Regarding the potential ligand of β1-integrin, our data suggest a distinct role of extracellular matrix and specifically of MSC expressed collagen. Expression of collagen in MSC increased upon stimulation with TGF-β as well as with tumor cell-conditioned media. This stimulation also led to an induction of a CAF phenotype in MSC. Induction of this CAF-phenotype was controlled by myocardin related transcription factor (MRTF). However, preliminary data suggest that expression of collagen in MSC is independent of MRTF but regulated by micro-RNAs.

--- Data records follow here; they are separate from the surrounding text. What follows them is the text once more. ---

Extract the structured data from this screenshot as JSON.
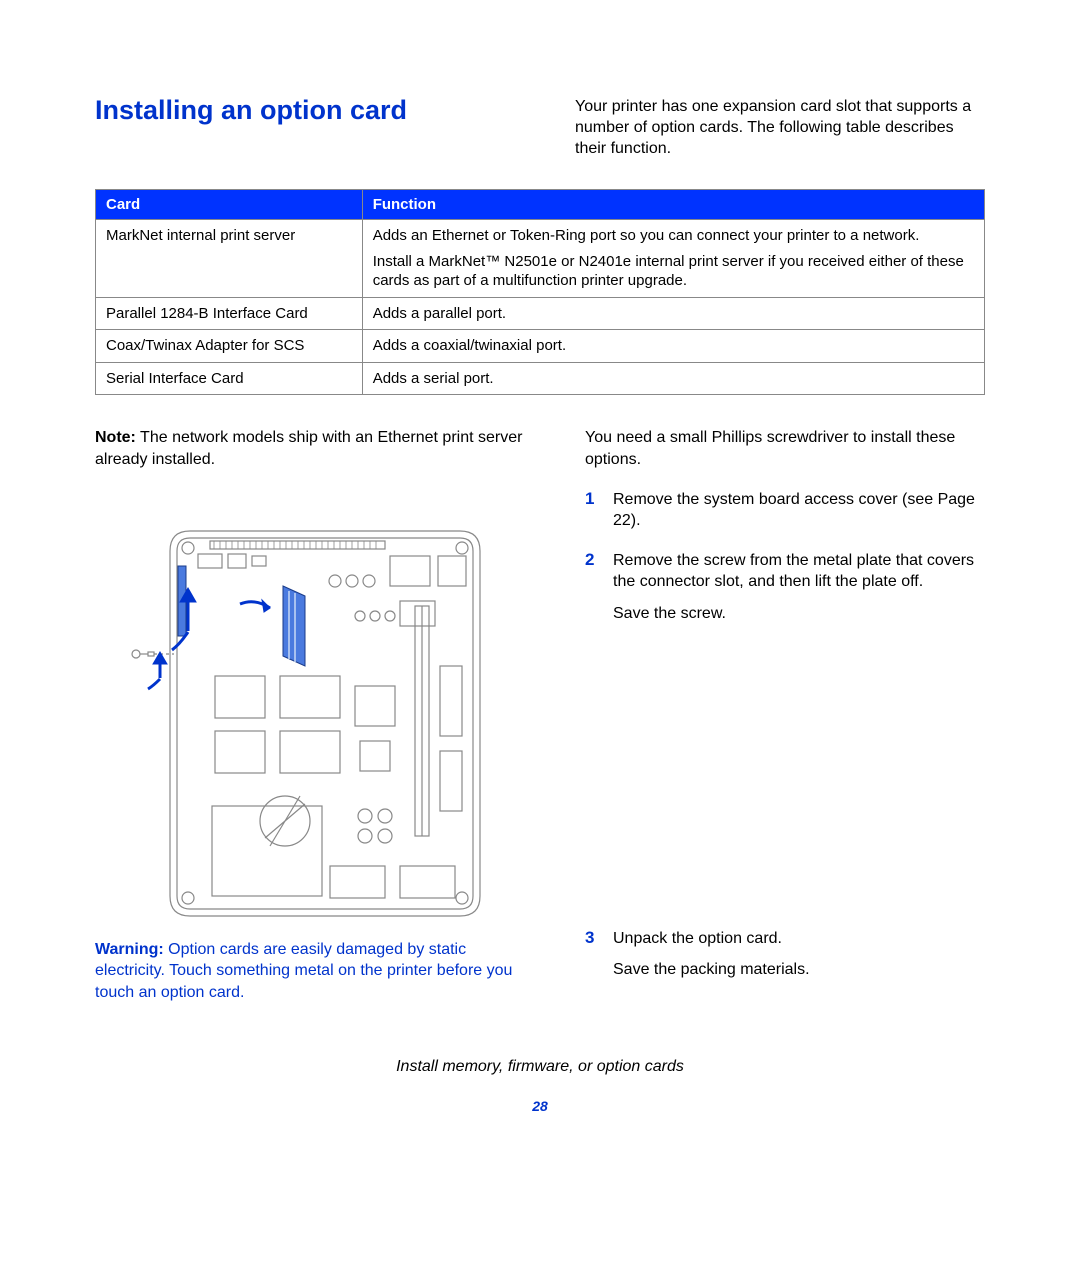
{
  "heading": "Installing an option card",
  "intro": "Your printer has one expansion card slot that supports a number of option cards. The following table describes their function.",
  "table": {
    "headers": {
      "card": "Card",
      "function": "Function"
    },
    "rows": [
      {
        "card": "MarkNet internal print server",
        "function_paras": [
          "Adds an Ethernet or Token-Ring port so you can connect your printer to a network.",
          "Install a MarkNet™ N2501e or N2401e internal print server if you received either of these cards as part of a multifunction printer upgrade."
        ]
      },
      {
        "card": "Parallel 1284-B Interface Card",
        "function_paras": [
          "Adds a parallel port."
        ]
      },
      {
        "card": "Coax/Twinax Adapter for SCS",
        "function_paras": [
          "Adds a coaxial/twinaxial port."
        ]
      },
      {
        "card": "Serial Interface Card",
        "function_paras": [
          "Adds a serial port."
        ]
      }
    ]
  },
  "note": {
    "label": "Note:",
    "text": " The network models ship with an Ethernet print server already installed."
  },
  "warning": {
    "label": "Warning:",
    "text": " Option cards are easily damaged by static electricity. Touch something metal on the printer before you touch an option card."
  },
  "right_intro": "You need a small Phillips screwdriver to install these options.",
  "steps": [
    {
      "num": "1",
      "body": "Remove the system board access cover (see Page 22).",
      "sub": ""
    },
    {
      "num": "2",
      "body": "Remove the screw from the metal plate that covers the connector slot, and then lift the plate off.",
      "sub": "Save the screw."
    },
    {
      "num": "3",
      "body": "Unpack the option card.",
      "sub": "Save the packing materials."
    }
  ],
  "footer": {
    "title": "Install memory, firmware, or option cards",
    "page": "28"
  }
}
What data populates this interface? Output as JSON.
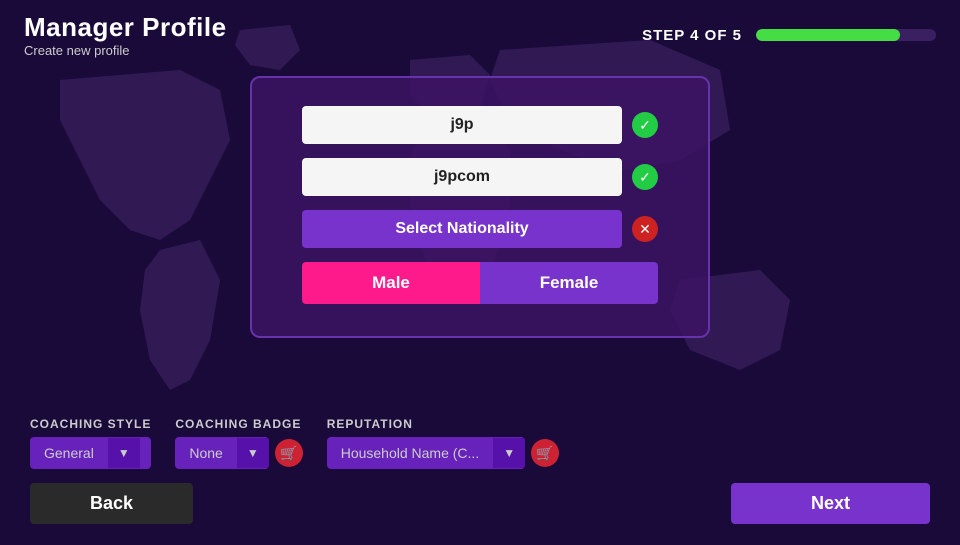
{
  "header": {
    "title": "Manager Profile",
    "subtitle": "Create new profile",
    "step_text": "STEP 4 OF 5",
    "progress_percent": 80
  },
  "form": {
    "field1_value": "j9p",
    "field2_value": "j9pcom",
    "nationality_placeholder": "Select Nationality",
    "gender_male": "Male",
    "gender_female": "Female"
  },
  "coaching": {
    "style_label": "COACHING STYLE",
    "style_value": "General",
    "badge_label": "COACHING BADGE",
    "badge_value": "None",
    "reputation_label": "REPUTATION",
    "reputation_value": "Household Name (C..."
  },
  "actions": {
    "back_label": "Back",
    "next_label": "Next"
  },
  "icons": {
    "checkmark": "✓",
    "cross": "✕",
    "arrow_down": "▼",
    "cart": "🛒"
  }
}
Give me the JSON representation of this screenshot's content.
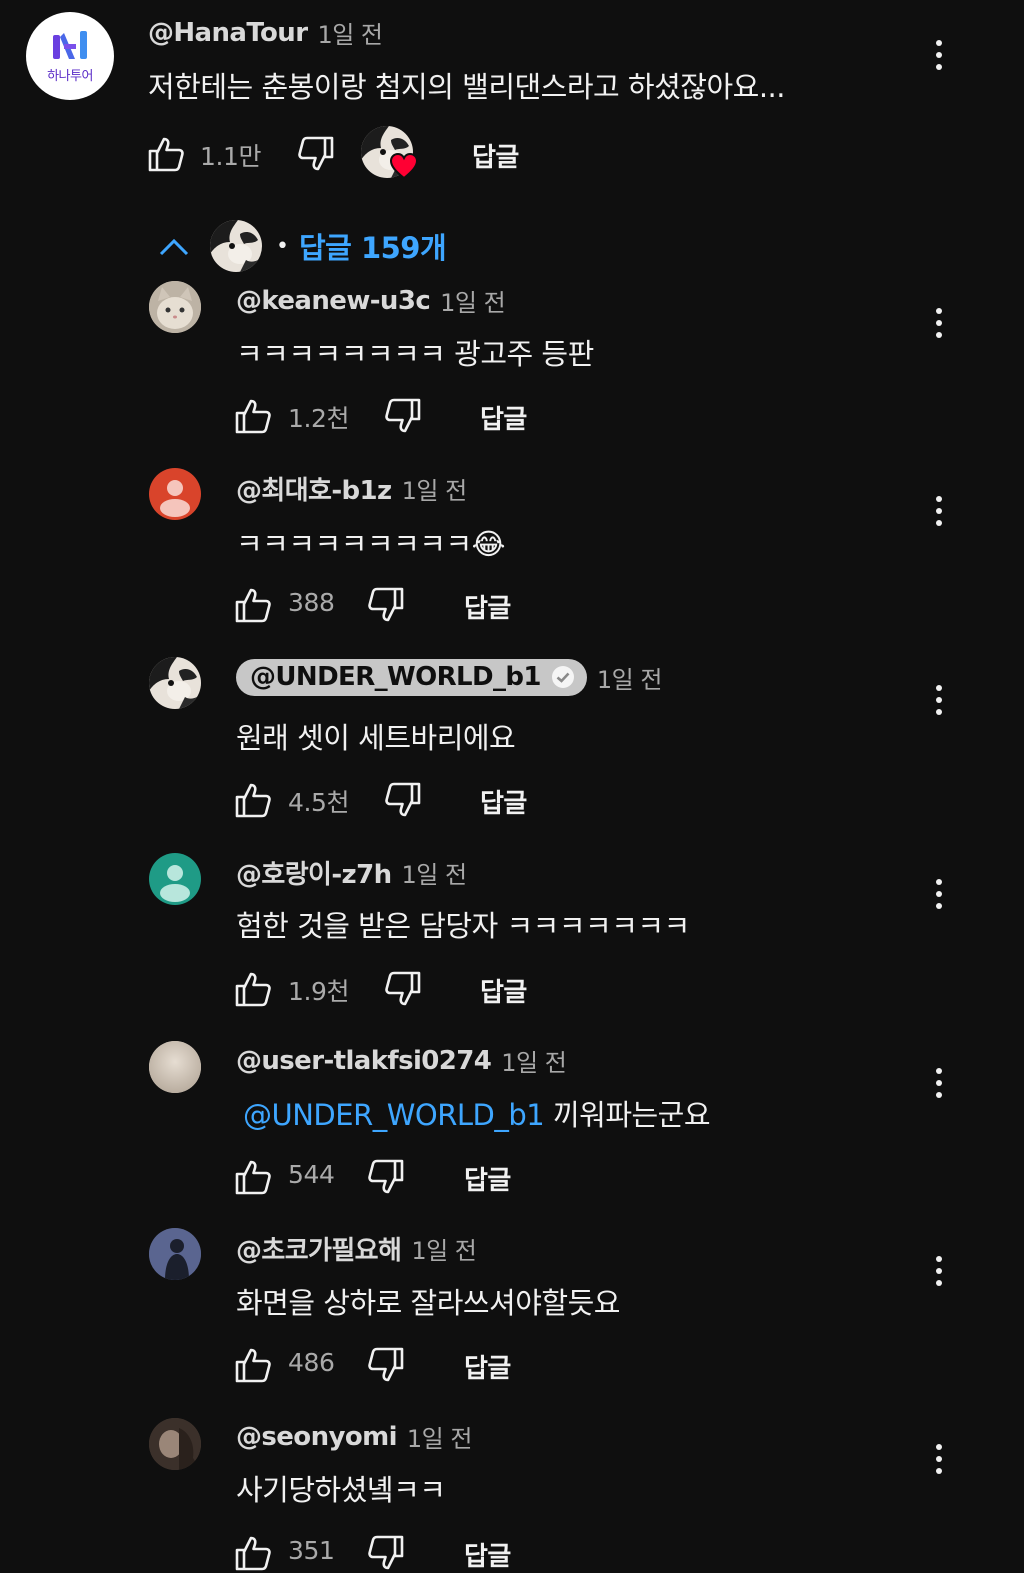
{
  "top_comment": {
    "avatar_label": "하나투어",
    "author": "@HanaTour",
    "time": "1일 전",
    "text": "저한테는 춘봉이랑 첨지의 밸리댄스라고 하셨잖아요...",
    "likes": "1.1만",
    "reply_label": "답글"
  },
  "replies_toggle": {
    "separator": "•",
    "label": "답글 159개"
  },
  "replies": [
    {
      "author": "@keanew-u3c",
      "time": "1일 전",
      "text": "ㅋㅋㅋㅋㅋㅋㅋㅋ 광고주 등판",
      "likes": "1.2천",
      "reply_label": "답글"
    },
    {
      "author": "@최대호-b1z",
      "time": "1일 전",
      "text": "ㅋㅋㅋㅋㅋㅋㅋㅋㅋ😂",
      "likes": "388",
      "reply_label": "답글"
    },
    {
      "author": "@UNDER_WORLD_b1",
      "time": "1일 전",
      "text": "원래 셋이 세트바리에요",
      "likes": "4.5천",
      "reply_label": "답글",
      "verified": true
    },
    {
      "author": "@호랑이-z7h",
      "time": "1일 전",
      "text": "험한 것을 받은 담당자 ㅋㅋㅋㅋㅋㅋㅋ",
      "likes": "1.9천",
      "reply_label": "답글"
    },
    {
      "author": "@user-tlakfsi0274",
      "time": "1일 전",
      "mention": "@UNDER_WORLD_b1",
      "text": " 끼워파는군요",
      "likes": "544",
      "reply_label": "답글"
    },
    {
      "author": "@초코가필요해",
      "time": "1일 전",
      "text": "화면을 상하로 잘라쓰셔야할듯요",
      "likes": "486",
      "reply_label": "답글"
    },
    {
      "author": "@seonyomi",
      "time": "1일 전",
      "text": "사기당하셨녴ㅋㅋ",
      "likes": "351",
      "reply_label": "답글"
    }
  ],
  "colors": {
    "background": "#0f0f0f",
    "link": "#3ea6ff",
    "heart": "#ff0033",
    "avatar_red": "#d9442b",
    "avatar_teal": "#1f9b86"
  },
  "icons": [
    "like-icon",
    "dislike-icon",
    "more-vert-icon",
    "chevron-up-icon",
    "heart-icon",
    "verified-icon"
  ]
}
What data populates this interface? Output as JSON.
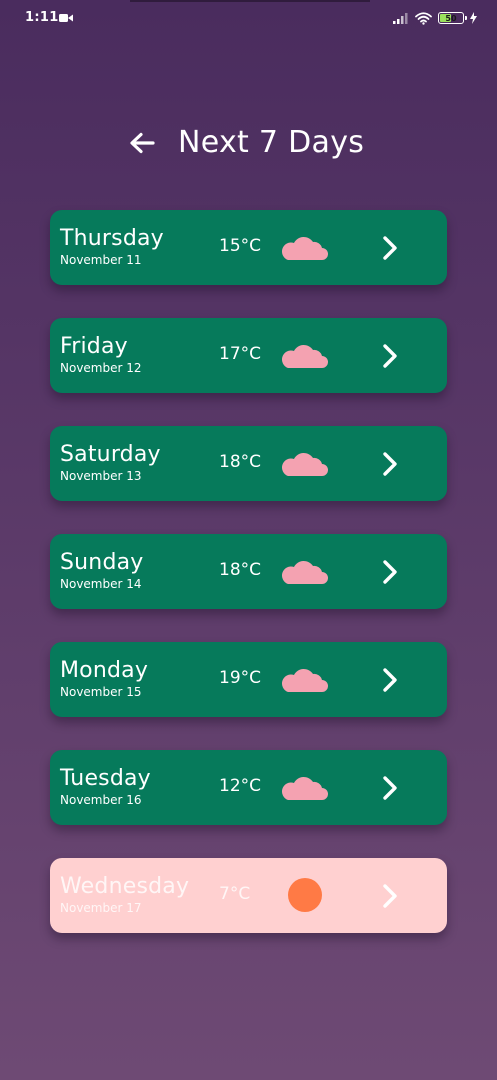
{
  "status_bar": {
    "time": "1:11",
    "battery_level": "50"
  },
  "header": {
    "title": "Next 7 Days",
    "back_icon": "arrow-left-icon"
  },
  "colors": {
    "card": "#067a5b",
    "card_selected": "#ffd0d0",
    "cloud": "#f4a2b1",
    "sun": "#ff7a45",
    "background_top": "#4a2c5e",
    "background_bottom": "#6e4a74"
  },
  "days": [
    {
      "name": "Thursday",
      "date": "November 11",
      "temp": "15°C",
      "icon": "cloud-icon",
      "selected": false
    },
    {
      "name": "Friday",
      "date": "November 12",
      "temp": "17°C",
      "icon": "cloud-icon",
      "selected": false
    },
    {
      "name": "Saturday",
      "date": "November 13",
      "temp": "18°C",
      "icon": "cloud-icon",
      "selected": false
    },
    {
      "name": "Sunday",
      "date": "November 14",
      "temp": "18°C",
      "icon": "cloud-icon",
      "selected": false
    },
    {
      "name": "Monday",
      "date": "November 15",
      "temp": "19°C",
      "icon": "cloud-icon",
      "selected": false
    },
    {
      "name": "Tuesday",
      "date": "November 16",
      "temp": "12°C",
      "icon": "cloud-icon",
      "selected": false
    },
    {
      "name": "Wednesday",
      "date": "November 17",
      "temp": "7°C",
      "icon": "sun-icon",
      "selected": true
    }
  ]
}
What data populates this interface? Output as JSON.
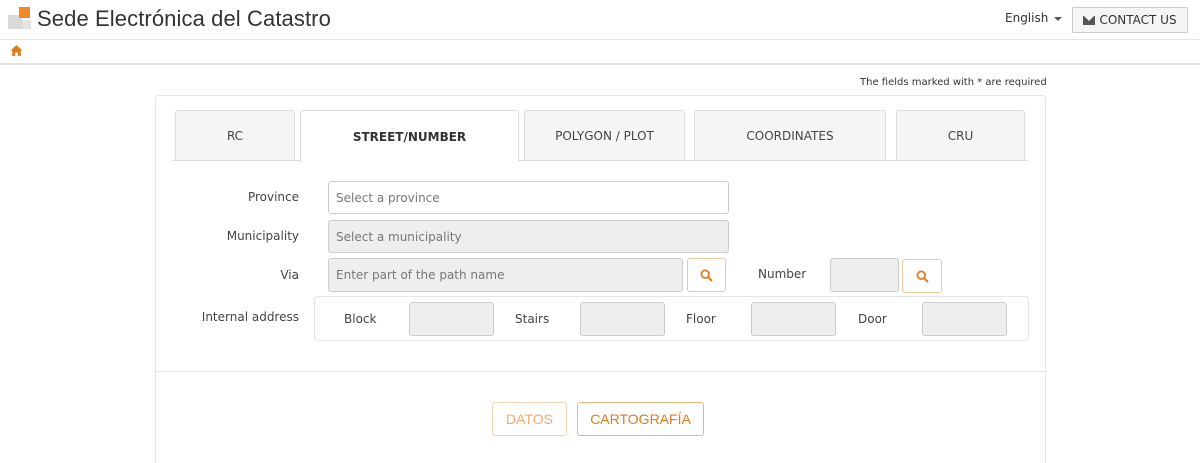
{
  "header": {
    "site_title": "Sede Electrónica del Catastro",
    "language": "English",
    "contact_label": "CONTACT US"
  },
  "required_note": "The fields marked with * are required",
  "tabs": [
    {
      "label": "RC",
      "active": false
    },
    {
      "label": "STREET/NUMBER",
      "active": true
    },
    {
      "label": "POLYGON / PLOT",
      "active": false
    },
    {
      "label": "COORDINATES",
      "active": false
    },
    {
      "label": "CRU",
      "active": false
    }
  ],
  "form": {
    "province_label": "Province",
    "province_placeholder": "Select a province",
    "municipality_label": "Municipality",
    "municipality_placeholder": "Select a municipality",
    "via_label": "Via",
    "via_placeholder": "Enter part of the path name",
    "number_label": "Number",
    "internal_address_label": "Internal address",
    "block_label": "Block",
    "stairs_label": "Stairs",
    "floor_label": "Floor",
    "door_label": "Door"
  },
  "buttons": {
    "datos": "DATOS",
    "cartografia": "CARTOGRAFÍA"
  },
  "colors": {
    "accent": "#e07b1f",
    "logo_orange": "#f08a24"
  }
}
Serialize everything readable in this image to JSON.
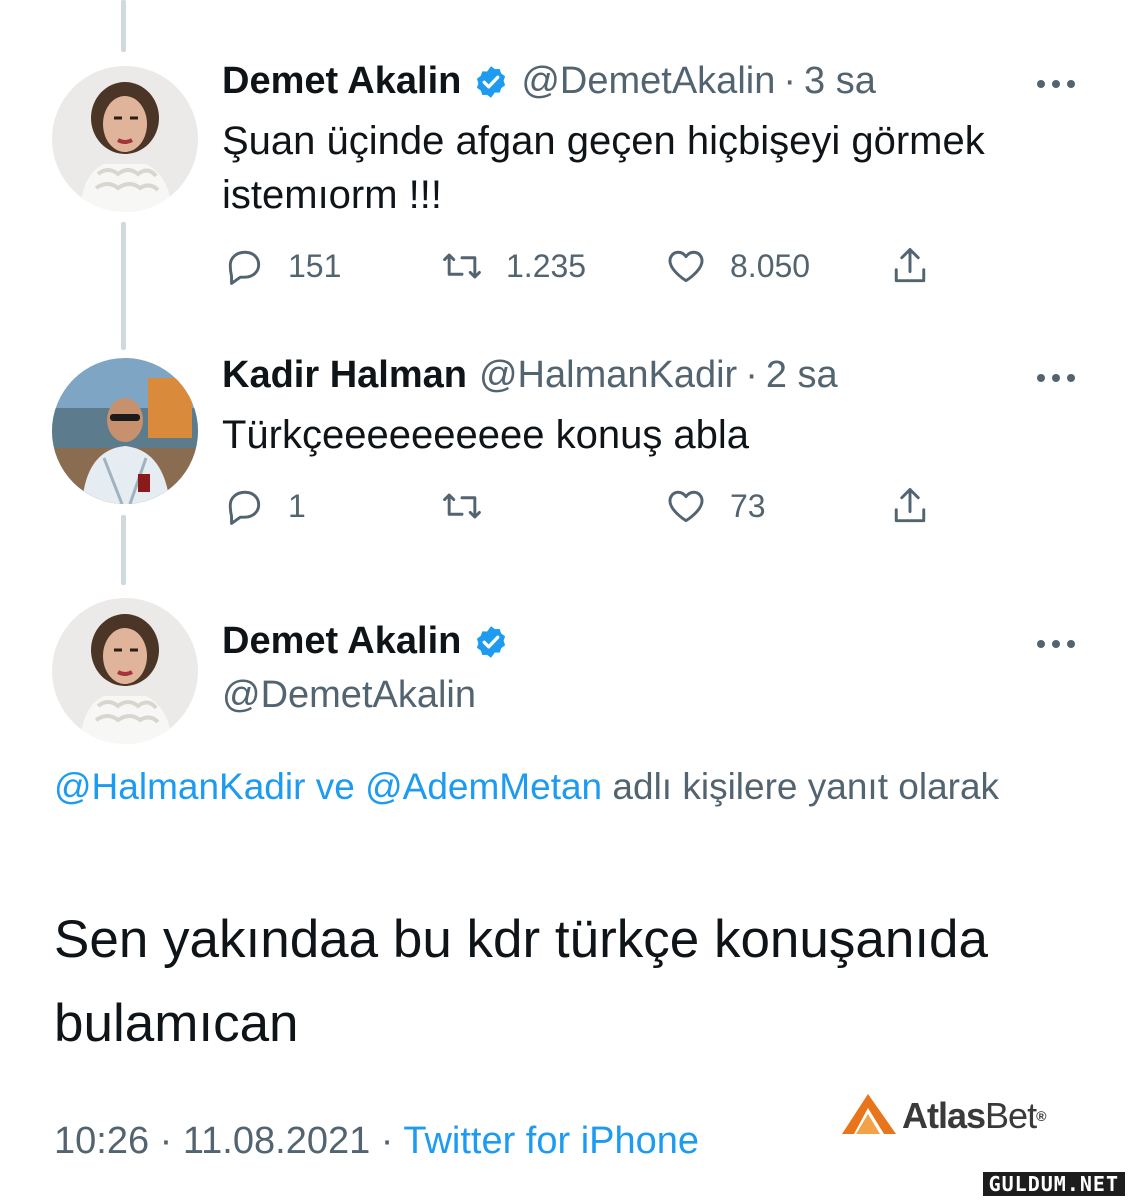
{
  "tweets": [
    {
      "name": "Demet Akalin",
      "verified": true,
      "handle": "@DemetAkalin",
      "time": "3 sa",
      "text": "Şuan üçinde afgan geçen hiçbişeyi görmek istemıorm !!!",
      "replies": "151",
      "retweets": "1.235",
      "likes": "8.050"
    },
    {
      "name": "Kadir Halman",
      "verified": false,
      "handle": "@HalmanKadir",
      "time": "2 sa",
      "text": "Türkçeeeeeeeeee konuş abla",
      "replies": "1",
      "retweets": "",
      "likes": "73"
    }
  ],
  "main_tweet": {
    "name": "Demet Akalin",
    "handle": "@DemetAkalin",
    "reply_to_1": "@HalmanKadir",
    "reply_and": "ve",
    "reply_to_2": "@AdemMetan",
    "reply_suffix": "adlı kişilere yanıt olarak",
    "text": "Sen yakındaa bu kdr türkçe konuşanıda bulamıcan",
    "timestamp": "10:26 · 11.08.2021 ·",
    "source": "Twitter for iPhone"
  },
  "overlay": {
    "brand_bold": "Atlas",
    "brand_thin": "Bet",
    "brand_mark": "®",
    "watermark": "GULDUM.NET"
  },
  "colors": {
    "accent": "#1d9bf0",
    "muted": "#536471",
    "line": "#cfd9de",
    "logo": "#e8741c"
  }
}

Taken together our data demonstrate that MSC specifically support the growth of α-catenin deficient CRC cells during an early phase of tumor growth through CRC cell expressed β1-integrin. This growth promoting activity of MSC seems to be mediated by MSC-expressed collagen and independent of their CAF-differentiation. In our view, these data argue for a specific role of MSC in the early phase of metastasis growth of specific CRC cells. This mechanism could serve as a future target for therapy and metastasis prevention.
Chairperson: Donald Gullberg, CCBIO